  2. Moreover, we all know that the well heeled ACLU has a litigation strategy of outspending their adversaries. And, with the help of the legal system well trained in secularism, on top of the genuinely and admittedly secular 1st amendment, they have the strategic high ground. Maybe Christians should begin like the Amish to withdraw their services from the state and the public and become themselves a "people who shall dwell alone" and foster their own kind and let the other individuals and money interests fight it out endlessly in court. I mean, if "the people" don't see how little the state serves their interests, putting Mammon first at nearly every turn, then maybe it is time they wake up and smell the coffee. Maybe all the displays of religiosity by American poohbahs on down the decades have been a mask of piety that concealed their own materialistic inclinations. I know a lot of patriotic Christians don't like that notion but I entertain it more and more all the time.

  3. If I were a judge (and I am not just a humble citizen) I would be inclined to make a finding that there was no real controversy and dismiss them. Do we allow a lawsuit every time someone's feelings are hurt now? It's preposterous. The 1st amendment has become a sword in the hands of those who actually want to suppress religious liberty according to their own backers' conception of how it will serve their own private interests. The state has a duty of impartiality to all citizens to spend its judicial resources wisely and flush these idiotic suits over Nativity Scenes down the toilet where they belong... however as Christians we should welcome them as they are the very sort of persecution that separates the sheep from the wolves.

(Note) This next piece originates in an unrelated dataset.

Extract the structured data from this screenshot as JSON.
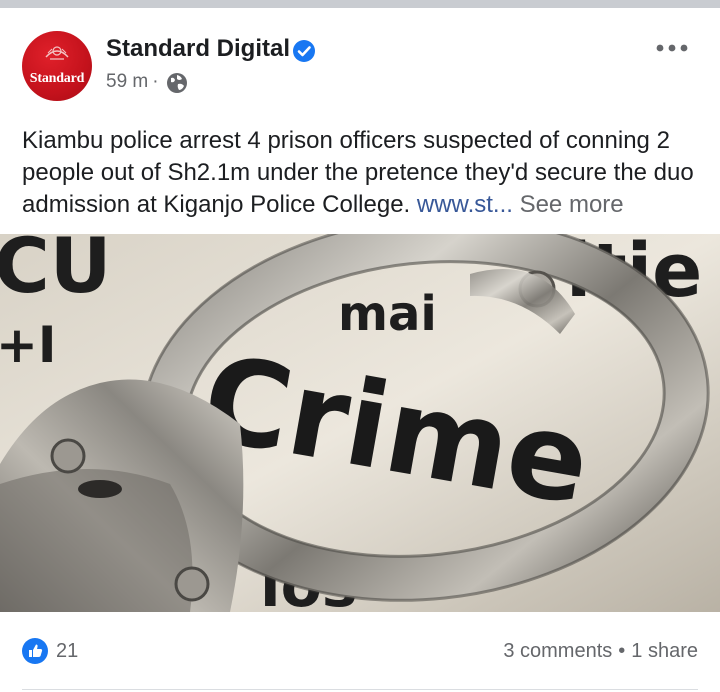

  4. What about the single mothers trying to protect their children from mentally abusive grandparents who hide who they truly are behind mounds and years of medication and have mentally abused their own children to the point of one being in jail and the other was on drugs. What about trying to keep those children from being subjected to the same abuse they were as a child? I can understand in the instance about the parent losing their right and the grandparent having raised the child previously! But not all circumstances grant this being OKAY! some of us parents are trying to protect our children and yes it is our God given right to make those decisions for our children as adults!! This is not just black and white and I will fight every ounce of this to get denied

  5. Mr Smith the theory of Christian persecution in Indiana has been run by the Indiana Supreme Court and soundly rejected there is no such thing according to those who rule over us. it is a thought crime to think otherwise.